▶ [Page and application data records]
________

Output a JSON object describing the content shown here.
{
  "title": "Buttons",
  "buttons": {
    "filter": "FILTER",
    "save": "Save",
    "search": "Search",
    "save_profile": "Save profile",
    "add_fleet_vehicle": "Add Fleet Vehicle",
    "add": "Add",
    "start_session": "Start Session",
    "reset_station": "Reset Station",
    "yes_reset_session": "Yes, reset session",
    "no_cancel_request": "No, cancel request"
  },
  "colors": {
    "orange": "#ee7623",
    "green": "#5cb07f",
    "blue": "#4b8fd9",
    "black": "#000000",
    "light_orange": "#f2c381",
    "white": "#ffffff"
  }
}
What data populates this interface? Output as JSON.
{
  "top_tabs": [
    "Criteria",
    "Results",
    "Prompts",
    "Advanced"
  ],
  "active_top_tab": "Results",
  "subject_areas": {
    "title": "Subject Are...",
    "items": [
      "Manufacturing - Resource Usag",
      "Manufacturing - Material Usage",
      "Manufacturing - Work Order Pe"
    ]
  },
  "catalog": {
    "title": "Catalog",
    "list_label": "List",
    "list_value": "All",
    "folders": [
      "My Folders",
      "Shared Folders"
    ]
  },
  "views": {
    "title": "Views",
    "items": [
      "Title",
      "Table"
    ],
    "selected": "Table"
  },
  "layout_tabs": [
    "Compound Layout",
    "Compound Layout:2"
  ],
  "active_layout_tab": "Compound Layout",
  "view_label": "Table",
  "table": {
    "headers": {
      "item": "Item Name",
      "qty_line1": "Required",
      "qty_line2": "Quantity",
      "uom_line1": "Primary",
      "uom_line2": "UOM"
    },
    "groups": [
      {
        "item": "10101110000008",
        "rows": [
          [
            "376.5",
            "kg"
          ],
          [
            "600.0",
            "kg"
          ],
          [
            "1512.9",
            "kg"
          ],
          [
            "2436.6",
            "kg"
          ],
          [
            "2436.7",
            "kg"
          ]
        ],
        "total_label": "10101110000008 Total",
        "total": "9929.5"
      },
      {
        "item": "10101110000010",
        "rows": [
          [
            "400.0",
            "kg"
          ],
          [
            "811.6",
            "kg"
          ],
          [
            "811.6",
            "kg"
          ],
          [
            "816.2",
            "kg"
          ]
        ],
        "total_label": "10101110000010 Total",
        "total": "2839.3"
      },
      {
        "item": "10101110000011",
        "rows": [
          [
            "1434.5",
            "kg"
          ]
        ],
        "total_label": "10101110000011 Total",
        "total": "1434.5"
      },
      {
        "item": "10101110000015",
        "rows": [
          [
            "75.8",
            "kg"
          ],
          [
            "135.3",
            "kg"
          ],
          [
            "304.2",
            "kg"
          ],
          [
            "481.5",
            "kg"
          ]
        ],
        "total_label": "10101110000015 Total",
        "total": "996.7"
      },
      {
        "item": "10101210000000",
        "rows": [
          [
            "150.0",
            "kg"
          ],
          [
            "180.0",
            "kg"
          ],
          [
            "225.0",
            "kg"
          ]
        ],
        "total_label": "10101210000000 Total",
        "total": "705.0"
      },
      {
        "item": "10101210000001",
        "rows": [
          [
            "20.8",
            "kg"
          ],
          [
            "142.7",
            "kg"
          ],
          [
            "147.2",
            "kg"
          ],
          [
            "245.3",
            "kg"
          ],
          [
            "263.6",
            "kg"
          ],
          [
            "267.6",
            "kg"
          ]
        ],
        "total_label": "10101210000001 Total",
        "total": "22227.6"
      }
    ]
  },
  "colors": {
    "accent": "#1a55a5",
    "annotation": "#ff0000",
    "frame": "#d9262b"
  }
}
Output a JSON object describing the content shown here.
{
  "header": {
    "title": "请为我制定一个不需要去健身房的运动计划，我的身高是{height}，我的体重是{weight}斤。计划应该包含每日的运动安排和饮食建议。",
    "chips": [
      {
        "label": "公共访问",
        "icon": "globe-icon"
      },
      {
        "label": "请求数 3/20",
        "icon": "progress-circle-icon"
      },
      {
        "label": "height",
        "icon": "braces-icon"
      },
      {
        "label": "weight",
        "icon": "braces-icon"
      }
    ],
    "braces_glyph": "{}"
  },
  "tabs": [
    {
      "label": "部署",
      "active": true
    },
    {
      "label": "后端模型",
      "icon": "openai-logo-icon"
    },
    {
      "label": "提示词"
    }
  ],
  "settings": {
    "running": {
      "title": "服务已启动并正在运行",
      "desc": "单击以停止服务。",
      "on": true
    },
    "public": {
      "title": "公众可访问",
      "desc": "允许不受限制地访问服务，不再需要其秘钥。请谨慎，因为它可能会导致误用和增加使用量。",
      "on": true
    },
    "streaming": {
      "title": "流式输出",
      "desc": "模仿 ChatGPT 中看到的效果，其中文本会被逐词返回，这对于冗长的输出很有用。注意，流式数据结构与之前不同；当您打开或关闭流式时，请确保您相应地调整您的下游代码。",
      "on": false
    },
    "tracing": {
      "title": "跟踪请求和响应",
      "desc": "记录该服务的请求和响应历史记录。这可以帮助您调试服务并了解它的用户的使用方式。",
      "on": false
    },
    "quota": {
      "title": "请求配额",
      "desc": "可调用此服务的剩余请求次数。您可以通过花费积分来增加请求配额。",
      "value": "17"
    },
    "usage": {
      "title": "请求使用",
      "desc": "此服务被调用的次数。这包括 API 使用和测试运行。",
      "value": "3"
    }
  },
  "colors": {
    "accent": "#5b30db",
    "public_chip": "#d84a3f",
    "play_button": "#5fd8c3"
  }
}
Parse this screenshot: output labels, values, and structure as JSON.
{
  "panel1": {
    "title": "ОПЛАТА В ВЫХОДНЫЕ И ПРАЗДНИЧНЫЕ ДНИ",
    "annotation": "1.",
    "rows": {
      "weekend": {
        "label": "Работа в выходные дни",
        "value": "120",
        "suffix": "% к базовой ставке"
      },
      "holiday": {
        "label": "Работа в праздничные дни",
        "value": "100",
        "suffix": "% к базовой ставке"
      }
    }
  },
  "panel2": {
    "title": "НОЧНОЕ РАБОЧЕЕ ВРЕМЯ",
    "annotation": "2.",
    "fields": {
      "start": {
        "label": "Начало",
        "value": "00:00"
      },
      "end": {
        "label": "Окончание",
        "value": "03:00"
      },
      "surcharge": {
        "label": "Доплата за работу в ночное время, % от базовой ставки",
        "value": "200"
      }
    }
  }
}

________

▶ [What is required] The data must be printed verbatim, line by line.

▶ [Solution]
Output a JSON object describing the content shown here.
{
  "title": "Buttons",
  "buttons": {
    "filter": "FILTER",
    "save": "Save",
    "search": "Search",
    "save_profile": "Save profile",
    "add_fleet_vehicle": "Add Fleet Vehicle",
    "add": "Add",
    "start_session": "Start Session",
    "reset_station": "Reset Station",
    "yes_reset_session": "Yes, reset session",
    "no_cancel_request": "No, cancel request"
  },
  "colors": {
    "orange": "#ee7623",
    "green": "#5cb07f",
    "blue": "#4b8fd9",
    "black": "#000000",
    "light_orange": "#f2c381",
    "white": "#ffffff"
  }
}
What data populates this interface? Output as JSON.
{
  "top_tabs": [
    "Criteria",
    "Results",
    "Prompts",
    "Advanced"
  ],
  "active_top_tab": "Results",
  "subject_areas": {
    "title": "Subject Are...",
    "items": [
      "Manufacturing - Resource Usag",
      "Manufacturing - Material Usage",
      "Manufacturing - Work Order Pe"
    ]
  },
  "catalog": {
    "title": "Catalog",
    "list_label": "List",
    "list_value": "All",
    "folders": [
      "My Folders",
      "Shared Folders"
    ]
  },
  "views": {
    "title": "Views",
    "items": [
      "Title",
      "Table"
    ],
    "selected": "Table"
  },
  "layout_tabs": [
    "Compound Layout",
    "Compound Layout:2"
  ],
  "active_layout_tab": "Compound Layout",
  "view_label": "Table",
  "table": {
    "headers": {
      "item": "Item Name",
      "qty_line1": "Required",
      "qty_line2": "Quantity",
      "uom_line1": "Primary",
      "uom_line2": "UOM"
    },
    "groups": [
      {
        "item": "10101110000008",
        "rows": [
          [
            "376.5",
            "kg"
          ],
          [
            "600.0",
            "kg"
          ],
          [
            "1512.9",
            "kg"
          ],
          [
            "2436.6",
            "kg"
          ],
          [
            "2436.7",
            "kg"
          ]
        ],
        "total_label": "10101110000008 Total",
        "total": "9929.5"
      },
      {
        "item": "10101110000010",
        "rows": [
          [
            "400.0",
            "kg"
          ],
          [
            "811.6",
            "kg"
          ],
          [
            "811.6",
            "kg"
          ],
          [
            "816.2",
            "kg"
          ]
        ],
        "total_label": "10101110000010 Total",
        "total": "2839.3"
      },
      {
        "item": "10101110000011",
        "rows": [
          [
            "1434.5",
            "kg"
          ]
        ],
        "total_label": "10101110000011 Total",
        "total": "1434.5"
      },
      {
        "item": "10101110000015",
        "rows": [
          [
            "75.8",
            "kg"
          ],
          [
            "135.3",
            "kg"
          ],
          [
            "304.2",
            "kg"
          ],
          [
            "481.5",
            "kg"
          ]
        ],
        "total_label": "10101110000015 Total",
        "total": "996.7"
      },
      {
        "item": "10101210000000",
        "rows": [
          [
            "150.0",
            "kg"
          ],
          [
            "180.0",
            "kg"
          ],
          [
            "225.0",
            "kg"
          ]
        ],
        "total_label": "10101210000000 Total",
        "total": "705.0"
      },
      {
        "item": "10101210000001",
        "rows": [
          [
            "20.8",
            "kg"
          ],
          [
            "142.7",
            "kg"
          ],
          [
            "147.2",
            "kg"
          ],
          [
            "245.3",
            "kg"
          ],
          [
            "263.6",
            "kg"
          ],
          [
            "267.6",
            "kg"
          ]
        ],
        "total_label": "10101210000001 Total",
        "total": "22227.6"
      }
    ]
  },
  "colors": {
    "accent": "#1a55a5",
    "annotation": "#ff0000",
    "frame": "#d9262b"
  }
}
Output a JSON object describing the content shown here.
{
  "header": {
    "title": "请为我制定一个不需要去健身房的运动计划，我的身高是{height}，我的体重是{weight}斤。计划应该包含每日的运动安排和饮食建议。",
    "chips": [
      {
        "label": "公共访问",
        "icon": "globe-icon"
      },
      {
        "label": "请求数 3/20",
        "icon": "progress-circle-icon"
      },
      {
        "label": "height",
        "icon": "braces-icon"
      },
      {
        "label": "weight",
        "icon": "braces-icon"
      }
    ],
    "braces_glyph": "{}"
  },
  "tabs": [
    {
      "label": "部署",
      "active": true
    },
    {
      "label": "后端模型",
      "icon": "openai-logo-icon"
    },
    {
      "label": "提示词"
    }
  ],
  "settings": {
    "running": {
      "title": "服务已启动并正在运行",
      "desc": "单击以停止服务。",
      "on": true
    },
    "public": {
      "title": "公众可访问",
      "desc": "允许不受限制地访问服务，不再需要其秘钥。请谨慎，因为它可能会导致误用和增加使用量。",
      "on": true
    },
    "streaming": {
      "title": "流式输出",
      "desc": "模仿 ChatGPT 中看到的效果，其中文本会被逐词返回，这对于冗长的输出很有用。注意，流式数据结构与之前不同；当您打开或关闭流式时，请确保您相应地调整您的下游代码。",
      "on": false
    },
    "tracing": {
      "title": "跟踪请求和响应",
      "desc": "记录该服务的请求和响应历史记录。这可以帮助您调试服务并了解它的用户的使用方式。",
      "on": false
    },
    "quota": {
      "title": "请求配额",
      "desc": "可调用此服务的剩余请求次数。您可以通过花费积分来增加请求配额。",
      "value": "17"
    },
    "usage": {
      "title": "请求使用",
      "desc": "此服务被调用的次数。这包括 API 使用和测试运行。",
      "value": "3"
    }
  },
  "colors": {
    "accent": "#5b30db",
    "public_chip": "#d84a3f",
    "play_button": "#5fd8c3"
  }
}
Parse this screenshot: output labels, values, and structure as JSON.
{
  "panel1": {
    "title": "ОПЛАТА В ВЫХОДНЫЕ И ПРАЗДНИЧНЫЕ ДНИ",
    "annotation": "1.",
    "rows": {
      "weekend": {
        "label": "Работа в выходные дни",
        "value": "120",
        "suffix": "% к базовой ставке"
      },
      "holiday": {
        "label": "Работа в праздничные дни",
        "value": "100",
        "suffix": "% к базовой ставке"
      }
    }
  },
  "panel2": {
    "title": "НОЧНОЕ РАБОЧЕЕ ВРЕМЯ",
    "annotation": "2.",
    "fields": {
      "start": {
        "label": "Начало",
        "value": "00:00"
      },
      "end": {
        "label": "Окончание",
        "value": "03:00"
      },
      "surcharge": {
        "label": "Доплата за работу в ночное время, % от базовой ставки",
        "value": "200"
      }
    }
  }
}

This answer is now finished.